▸ Task brief
Your answer should consist of the lines in the following data that contain "recordings".

▸ Supplied material

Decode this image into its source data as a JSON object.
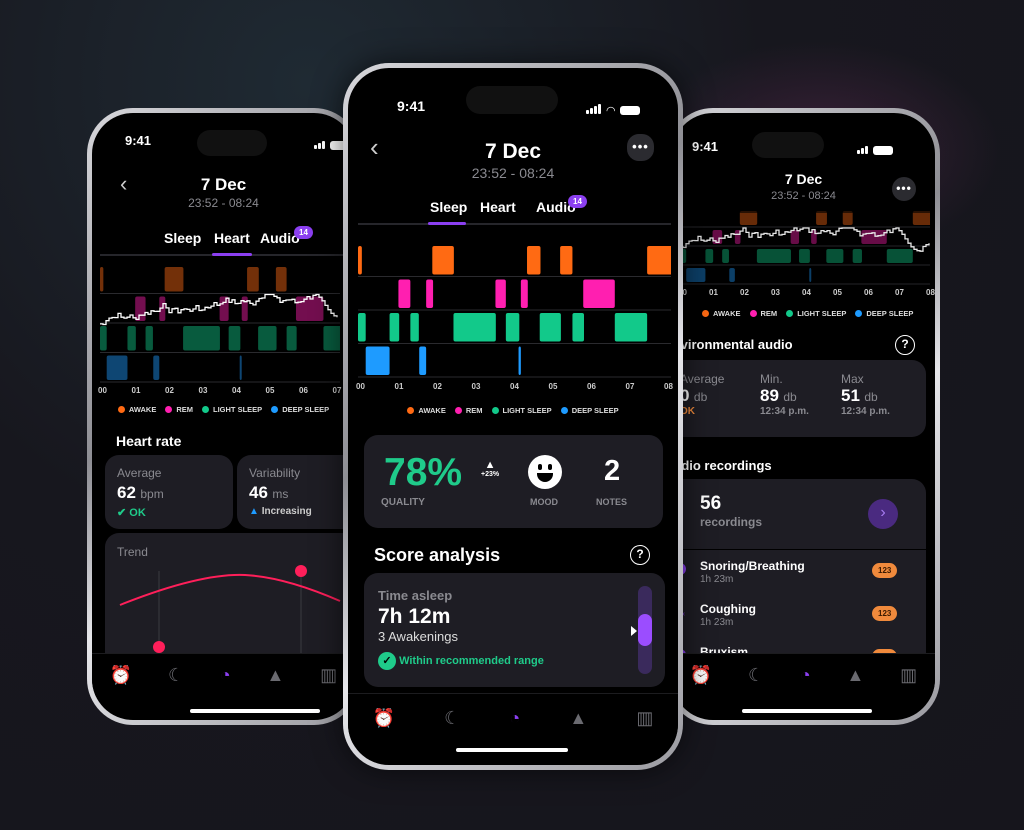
{
  "colors": {
    "awake": "#ff6a13",
    "rem": "#ff1fb0",
    "light": "#12c98a",
    "deep": "#1e9bff",
    "accent": "#8b3ff0",
    "heart": "#ff1f5a"
  },
  "common": {
    "time": "9:41",
    "date": "7 Dec",
    "range": "23:52 - 08:24",
    "tabs": [
      "Sleep",
      "Heart",
      "Audio"
    ],
    "audio_badge": "14",
    "axis": [
      "00",
      "01",
      "02",
      "03",
      "04",
      "05",
      "06",
      "07",
      "08"
    ],
    "legend": [
      "AWAKE",
      "REM",
      "LIGHT SLEEP",
      "DEEP SLEEP"
    ],
    "bottom_nav": [
      "alarm-icon",
      "sleep-moon-icon",
      "score-ring-icon",
      "sounds-icon",
      "stats-icon"
    ]
  },
  "hypnogram": [
    {
      "stage": "awake",
      "start": 0,
      "end": 0.1
    },
    {
      "stage": "light",
      "start": 0,
      "end": 0.2
    },
    {
      "stage": "deep",
      "start": 0.2,
      "end": 0.82
    },
    {
      "stage": "light",
      "start": 0.82,
      "end": 1.07
    },
    {
      "stage": "rem",
      "start": 1.05,
      "end": 1.36
    },
    {
      "stage": "light",
      "start": 1.36,
      "end": 1.58
    },
    {
      "stage": "deep",
      "start": 1.59,
      "end": 1.77
    },
    {
      "stage": "rem",
      "start": 1.77,
      "end": 1.95
    },
    {
      "stage": "awake",
      "start": 1.93,
      "end": 2.49
    },
    {
      "stage": "light",
      "start": 2.48,
      "end": 3.58
    },
    {
      "stage": "rem",
      "start": 3.57,
      "end": 3.84
    },
    {
      "stage": "light",
      "start": 3.84,
      "end": 4.19
    },
    {
      "stage": "deep",
      "start": 4.17,
      "end": 4.23
    },
    {
      "stage": "rem",
      "start": 4.23,
      "end": 4.41
    },
    {
      "stage": "awake",
      "start": 4.39,
      "end": 4.74
    },
    {
      "stage": "light",
      "start": 4.72,
      "end": 5.27
    },
    {
      "stage": "awake",
      "start": 5.25,
      "end": 5.57
    },
    {
      "stage": "light",
      "start": 5.57,
      "end": 5.87
    },
    {
      "stage": "rem",
      "start": 5.85,
      "end": 6.67
    },
    {
      "stage": "light",
      "start": 6.67,
      "end": 7.51
    },
    {
      "stage": "awake",
      "start": 7.51,
      "end": 8.19
    }
  ],
  "left": {
    "active_tab": "Heart",
    "section": "Heart rate",
    "average": {
      "label": "Average",
      "value": "62",
      "unit": "bpm",
      "status": "OK"
    },
    "variability": {
      "label": "Variability",
      "value": "46",
      "unit": "ms",
      "status": "Increasing"
    },
    "trend": {
      "label": "Trend"
    }
  },
  "center": {
    "active_tab": "Sleep",
    "quality": {
      "value": "78%",
      "label": "QUALITY",
      "change": "+23%"
    },
    "mood": {
      "label": "MOOD",
      "icon": "smiley-icon"
    },
    "notes": {
      "value": "2",
      "label": "NOTES"
    },
    "score_title": "Score analysis",
    "time_asleep": {
      "label": "Time asleep",
      "value": "7h 12m",
      "awakenings": "3 Awakenings",
      "status": "Within recommended range",
      "level": 0.5
    }
  },
  "right": {
    "active_tab": "Audio",
    "env_title": "Environmental audio",
    "env": [
      {
        "label": "Average",
        "value": "0",
        "unit": "db",
        "note": "OK"
      },
      {
        "label": "Min.",
        "value": "89",
        "unit": "db",
        "note": "12:34 p.m."
      },
      {
        "label": "Max",
        "value": "51",
        "unit": "db",
        "note": "12:34 p.m."
      }
    ],
    "rec_title": "Audio recordings",
    "recordings": {
      "count": "56",
      "label": "recordings"
    },
    "items": [
      {
        "name": "Snoring/Breathing",
        "duration": "1h 23m",
        "count": "123"
      },
      {
        "name": "Coughing",
        "duration": "1h 23m",
        "count": "123"
      },
      {
        "name": "Bruxism",
        "duration": "",
        "count": "123"
      }
    ]
  }
}
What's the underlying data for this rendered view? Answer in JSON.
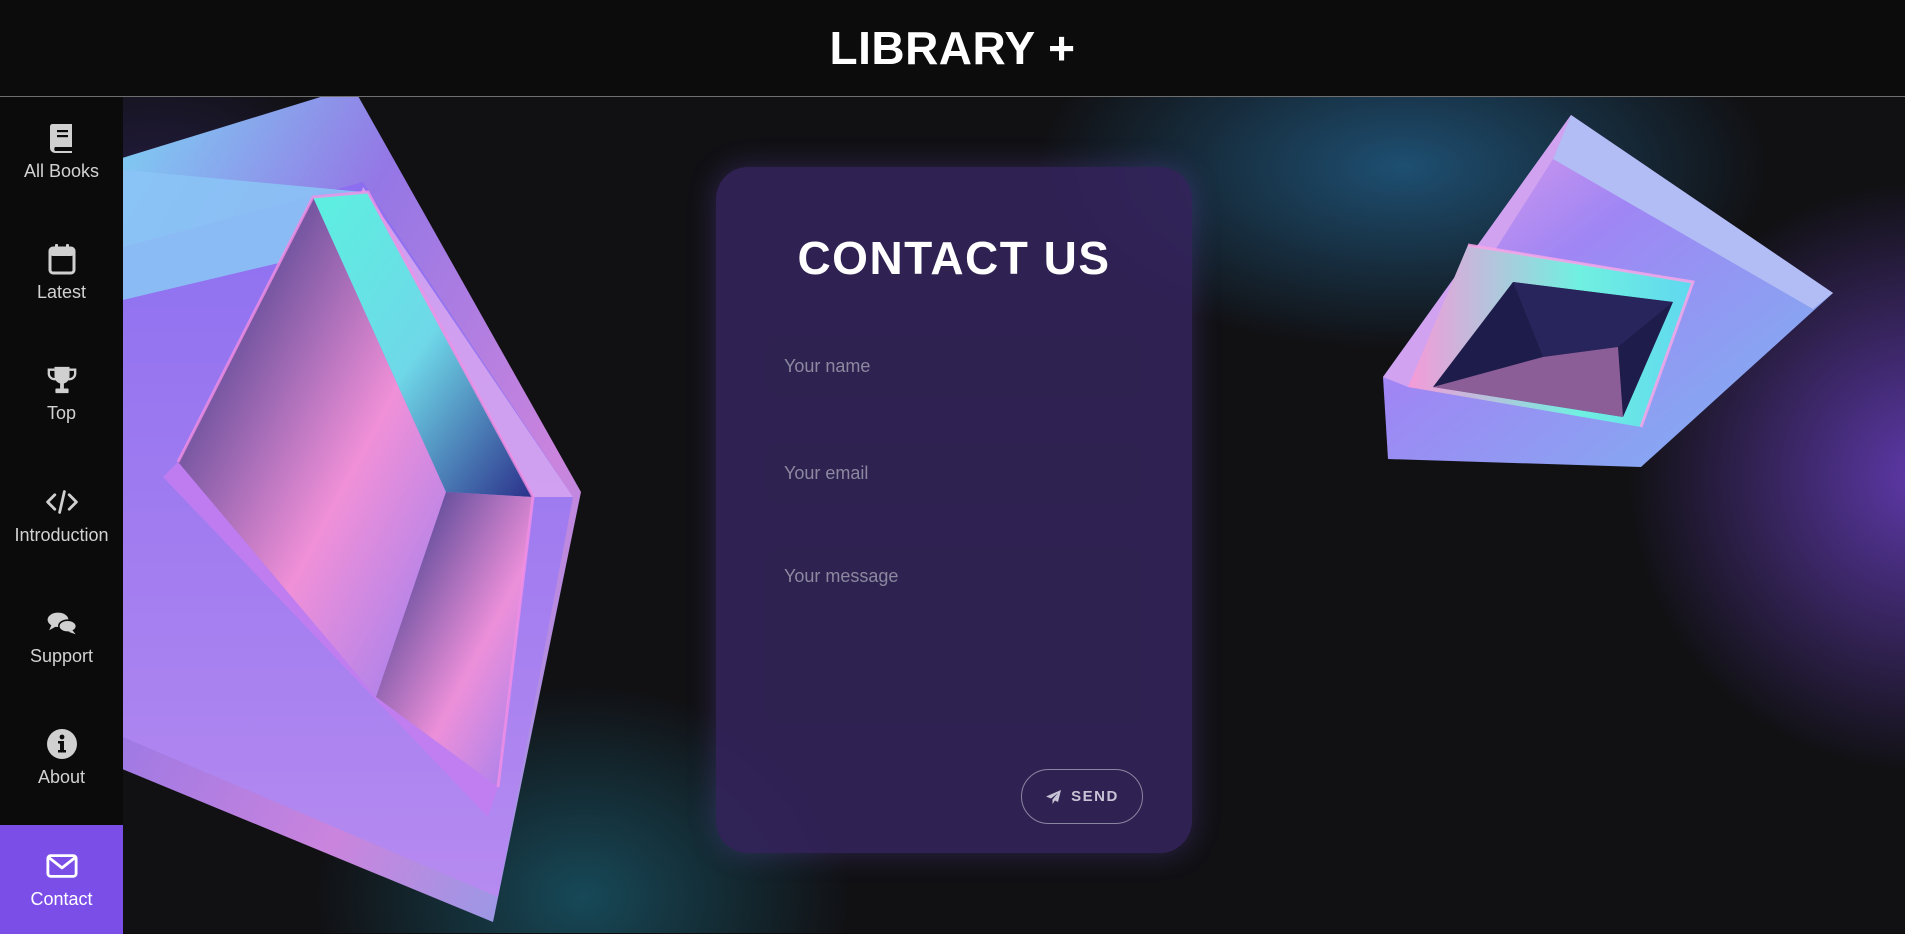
{
  "app": {
    "brand": "LIBRARY +"
  },
  "sidebar": {
    "items": [
      {
        "label": "All Books",
        "icon": "book-icon"
      },
      {
        "label": "Latest",
        "icon": "calendar-icon"
      },
      {
        "label": "Top",
        "icon": "trophy-icon"
      },
      {
        "label": "Introduction",
        "icon": "code-icon"
      },
      {
        "label": "Support",
        "icon": "chat-icon"
      },
      {
        "label": "About",
        "icon": "info-icon"
      },
      {
        "label": "Contact",
        "icon": "envelope-icon",
        "active": true
      }
    ]
  },
  "contact": {
    "title": "CONTACT US",
    "name_placeholder": "Your name",
    "email_placeholder": "Your email",
    "message_placeholder": "Your message",
    "send_label": "SEND"
  },
  "colors": {
    "accent": "#7c4ee8",
    "card": "#34235c",
    "field": "#2e2350",
    "background": "#111114"
  }
}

▸ Answer to this task
    "rec_title": "Audio recordings",
    "recordings": {
      "label": "recordings"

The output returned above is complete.